** Opening Record excerpts block **
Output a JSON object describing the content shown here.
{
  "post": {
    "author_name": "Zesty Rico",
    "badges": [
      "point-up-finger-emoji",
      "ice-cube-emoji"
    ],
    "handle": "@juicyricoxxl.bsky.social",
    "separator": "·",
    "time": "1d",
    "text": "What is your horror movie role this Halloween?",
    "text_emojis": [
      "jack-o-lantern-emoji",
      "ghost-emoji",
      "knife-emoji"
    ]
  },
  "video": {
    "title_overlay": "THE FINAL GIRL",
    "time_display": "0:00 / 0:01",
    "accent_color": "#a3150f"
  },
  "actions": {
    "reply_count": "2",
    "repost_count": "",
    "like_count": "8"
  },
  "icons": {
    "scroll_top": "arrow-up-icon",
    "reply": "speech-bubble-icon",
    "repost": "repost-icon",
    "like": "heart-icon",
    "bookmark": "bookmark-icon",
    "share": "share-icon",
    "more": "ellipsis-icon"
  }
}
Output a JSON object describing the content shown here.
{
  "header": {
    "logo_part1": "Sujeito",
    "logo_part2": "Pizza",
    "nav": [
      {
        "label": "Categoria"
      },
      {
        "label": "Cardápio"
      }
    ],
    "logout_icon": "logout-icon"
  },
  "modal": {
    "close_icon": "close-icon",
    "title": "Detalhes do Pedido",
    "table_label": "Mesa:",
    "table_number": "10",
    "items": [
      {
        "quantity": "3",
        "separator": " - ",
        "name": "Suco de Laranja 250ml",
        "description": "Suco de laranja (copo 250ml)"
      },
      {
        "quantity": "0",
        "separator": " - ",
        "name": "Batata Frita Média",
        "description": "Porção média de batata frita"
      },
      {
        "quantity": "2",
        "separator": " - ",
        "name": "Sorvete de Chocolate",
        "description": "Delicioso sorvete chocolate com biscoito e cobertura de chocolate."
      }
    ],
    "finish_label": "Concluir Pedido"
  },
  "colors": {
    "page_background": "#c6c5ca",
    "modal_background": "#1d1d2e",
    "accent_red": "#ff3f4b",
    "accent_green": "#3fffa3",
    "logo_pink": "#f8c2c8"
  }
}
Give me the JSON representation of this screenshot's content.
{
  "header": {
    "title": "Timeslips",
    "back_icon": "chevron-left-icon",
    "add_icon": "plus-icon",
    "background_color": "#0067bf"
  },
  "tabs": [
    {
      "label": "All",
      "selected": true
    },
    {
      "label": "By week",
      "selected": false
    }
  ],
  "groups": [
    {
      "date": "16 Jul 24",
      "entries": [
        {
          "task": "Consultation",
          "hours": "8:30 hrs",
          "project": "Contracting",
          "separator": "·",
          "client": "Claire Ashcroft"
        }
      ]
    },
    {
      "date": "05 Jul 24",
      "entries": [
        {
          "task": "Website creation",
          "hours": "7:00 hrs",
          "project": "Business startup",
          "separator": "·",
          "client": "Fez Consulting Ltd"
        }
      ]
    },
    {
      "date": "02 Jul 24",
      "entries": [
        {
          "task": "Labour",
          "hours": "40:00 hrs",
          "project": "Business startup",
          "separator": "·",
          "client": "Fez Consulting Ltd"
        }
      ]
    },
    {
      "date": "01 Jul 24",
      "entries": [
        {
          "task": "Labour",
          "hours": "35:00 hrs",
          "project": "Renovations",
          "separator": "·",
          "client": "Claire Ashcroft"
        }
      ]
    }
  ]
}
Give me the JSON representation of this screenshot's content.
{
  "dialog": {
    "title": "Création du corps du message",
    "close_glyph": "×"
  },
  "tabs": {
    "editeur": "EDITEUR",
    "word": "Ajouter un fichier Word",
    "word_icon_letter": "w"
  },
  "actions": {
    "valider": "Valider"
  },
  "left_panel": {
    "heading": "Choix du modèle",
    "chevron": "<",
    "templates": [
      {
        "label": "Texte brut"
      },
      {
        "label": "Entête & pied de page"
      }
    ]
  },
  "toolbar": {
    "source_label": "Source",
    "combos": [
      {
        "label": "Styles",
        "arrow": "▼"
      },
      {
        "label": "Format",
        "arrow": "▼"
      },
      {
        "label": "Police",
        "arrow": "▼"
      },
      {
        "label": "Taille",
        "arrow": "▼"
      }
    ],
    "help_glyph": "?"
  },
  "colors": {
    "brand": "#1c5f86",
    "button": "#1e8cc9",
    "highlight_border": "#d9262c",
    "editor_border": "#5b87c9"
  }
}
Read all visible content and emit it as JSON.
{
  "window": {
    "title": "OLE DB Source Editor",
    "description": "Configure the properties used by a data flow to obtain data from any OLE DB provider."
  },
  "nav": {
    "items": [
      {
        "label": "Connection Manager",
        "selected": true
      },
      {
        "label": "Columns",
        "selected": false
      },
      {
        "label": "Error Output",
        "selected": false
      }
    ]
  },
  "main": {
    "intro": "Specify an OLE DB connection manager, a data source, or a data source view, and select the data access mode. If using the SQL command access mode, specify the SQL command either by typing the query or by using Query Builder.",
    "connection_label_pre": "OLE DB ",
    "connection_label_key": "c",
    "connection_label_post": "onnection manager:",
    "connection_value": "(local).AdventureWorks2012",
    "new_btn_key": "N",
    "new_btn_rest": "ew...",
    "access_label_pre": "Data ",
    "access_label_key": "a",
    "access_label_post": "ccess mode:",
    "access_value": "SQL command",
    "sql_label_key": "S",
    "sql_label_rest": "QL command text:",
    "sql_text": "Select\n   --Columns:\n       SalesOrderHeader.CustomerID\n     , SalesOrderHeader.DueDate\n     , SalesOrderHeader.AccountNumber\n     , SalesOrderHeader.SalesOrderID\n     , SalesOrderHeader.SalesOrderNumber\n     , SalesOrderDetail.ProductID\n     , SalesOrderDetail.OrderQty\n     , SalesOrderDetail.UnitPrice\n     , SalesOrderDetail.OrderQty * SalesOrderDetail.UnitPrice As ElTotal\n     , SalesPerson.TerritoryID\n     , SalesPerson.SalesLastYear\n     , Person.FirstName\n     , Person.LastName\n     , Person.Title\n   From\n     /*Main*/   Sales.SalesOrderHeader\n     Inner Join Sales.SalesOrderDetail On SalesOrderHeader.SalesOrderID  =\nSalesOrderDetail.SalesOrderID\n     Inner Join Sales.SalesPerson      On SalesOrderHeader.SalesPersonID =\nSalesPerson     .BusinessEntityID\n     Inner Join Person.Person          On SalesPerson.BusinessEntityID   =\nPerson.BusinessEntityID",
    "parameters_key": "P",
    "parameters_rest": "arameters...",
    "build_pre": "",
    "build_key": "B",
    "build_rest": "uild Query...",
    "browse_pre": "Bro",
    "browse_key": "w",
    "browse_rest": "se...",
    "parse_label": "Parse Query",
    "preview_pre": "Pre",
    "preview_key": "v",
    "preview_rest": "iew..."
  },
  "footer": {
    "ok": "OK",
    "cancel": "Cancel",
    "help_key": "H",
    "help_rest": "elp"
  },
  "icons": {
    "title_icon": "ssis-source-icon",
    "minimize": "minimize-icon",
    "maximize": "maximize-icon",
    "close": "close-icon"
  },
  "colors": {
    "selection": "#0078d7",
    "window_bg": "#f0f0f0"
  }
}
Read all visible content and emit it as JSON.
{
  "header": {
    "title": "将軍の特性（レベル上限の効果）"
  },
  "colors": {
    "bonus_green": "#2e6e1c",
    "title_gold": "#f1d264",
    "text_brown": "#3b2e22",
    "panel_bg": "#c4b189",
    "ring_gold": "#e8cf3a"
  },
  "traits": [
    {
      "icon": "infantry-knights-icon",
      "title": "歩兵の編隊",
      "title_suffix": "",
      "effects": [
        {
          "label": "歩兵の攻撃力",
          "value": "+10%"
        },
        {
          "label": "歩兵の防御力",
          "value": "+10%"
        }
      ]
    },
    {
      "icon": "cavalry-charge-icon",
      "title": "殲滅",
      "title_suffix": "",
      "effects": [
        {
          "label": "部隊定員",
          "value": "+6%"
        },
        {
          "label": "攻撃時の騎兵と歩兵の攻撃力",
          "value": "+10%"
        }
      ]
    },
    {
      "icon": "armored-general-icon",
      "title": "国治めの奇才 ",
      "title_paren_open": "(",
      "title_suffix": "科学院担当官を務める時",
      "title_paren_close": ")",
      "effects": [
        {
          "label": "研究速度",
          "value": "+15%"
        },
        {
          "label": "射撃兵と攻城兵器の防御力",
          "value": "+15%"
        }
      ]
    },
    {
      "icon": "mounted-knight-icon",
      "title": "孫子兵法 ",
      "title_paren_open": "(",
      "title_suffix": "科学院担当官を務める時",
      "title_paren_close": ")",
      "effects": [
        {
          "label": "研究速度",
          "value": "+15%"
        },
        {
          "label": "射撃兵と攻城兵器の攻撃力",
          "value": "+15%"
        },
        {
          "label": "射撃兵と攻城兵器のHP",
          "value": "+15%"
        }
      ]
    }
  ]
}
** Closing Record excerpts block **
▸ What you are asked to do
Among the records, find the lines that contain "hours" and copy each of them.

▸ Your response
          "hours": "8:30 hrs",
          "hours": "7:00 hrs",
          "hours": "40:00 hrs",
          "hours": "35:00 hrs",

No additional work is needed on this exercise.